Report each line from the data below that holds the word "Product".

:::::

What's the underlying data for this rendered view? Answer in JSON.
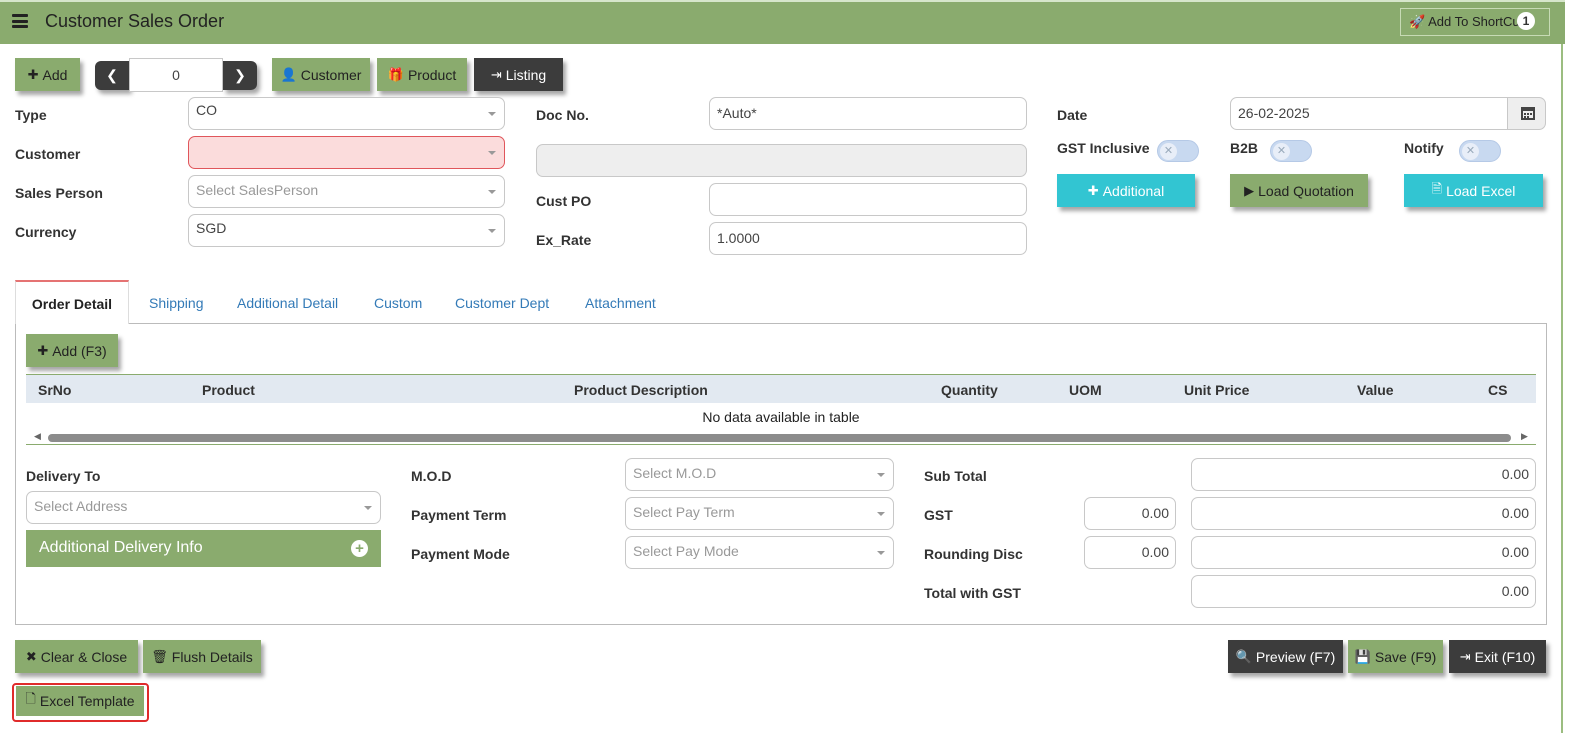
{
  "header": {
    "title": "Customer Sales Order",
    "shortcut_label": "Add To ShortCut",
    "shortcut_badge": "1"
  },
  "toolbar": {
    "add": "Add",
    "nav_value": "0",
    "customer": "Customer",
    "product": "Product",
    "listing": "Listing"
  },
  "form": {
    "type_label": "Type",
    "type_value": "CO",
    "customer_label": "Customer",
    "sales_person_label": "Sales Person",
    "sales_person_placeholder": "Select SalesPerson",
    "currency_label": "Currency",
    "currency_value": "SGD",
    "doc_no_label": "Doc No.",
    "doc_no_value": "*Auto*",
    "cust_po_label": "Cust PO",
    "ex_rate_label": "Ex_Rate",
    "ex_rate_value": "1.0000",
    "date_label": "Date",
    "date_value": "26-02-2025",
    "gst_inclusive_label": "GST Inclusive",
    "b2b_label": "B2B",
    "notify_label": "Notify",
    "additional_btn": "Additional",
    "load_quotation_btn": "Load Quotation",
    "load_excel_btn": "Load Excel"
  },
  "tabs": [
    "Order Detail",
    "Shipping",
    "Additional Detail",
    "Custom",
    "Customer Dept",
    "Attachment"
  ],
  "detail": {
    "add_btn": "Add (F3)",
    "columns": [
      "SrNo",
      "Product",
      "Product Description",
      "Quantity",
      "UOM",
      "Unit Price",
      "Value",
      "CS"
    ],
    "empty_message": "No data available in table"
  },
  "delivery": {
    "label": "Delivery To",
    "address_placeholder": "Select Address",
    "additional_info": "Additional Delivery Info"
  },
  "payment": {
    "mod_label": "M.O.D",
    "mod_placeholder": "Select M.O.D",
    "term_label": "Payment Term",
    "term_placeholder": "Select Pay Term",
    "mode_label": "Payment Mode",
    "mode_placeholder": "Select Pay Mode"
  },
  "totals": {
    "sub_total_label": "Sub Total",
    "sub_total": "0.00",
    "gst_label": "GST",
    "gst_rate": "0.00",
    "gst_value": "0.00",
    "rounding_label": "Rounding Disc",
    "rounding_rate": "0.00",
    "rounding_value": "0.00",
    "total_label": "Total with GST",
    "total_value": "0.00"
  },
  "footer": {
    "clear_close": "Clear & Close",
    "flush_details": "Flush Details",
    "excel_template": "Excel Template",
    "preview": "Preview (F7)",
    "save": "Save (F9)",
    "exit": "Exit (F10)"
  },
  "colors": {
    "accent": "#8aab6e",
    "dark": "#3c3c3c",
    "cyan": "#32c5d2",
    "error": "#e0565b"
  }
}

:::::

§ **RESPONSE BELOW**
    "product": "Product",
      "Product",
      "Product Description",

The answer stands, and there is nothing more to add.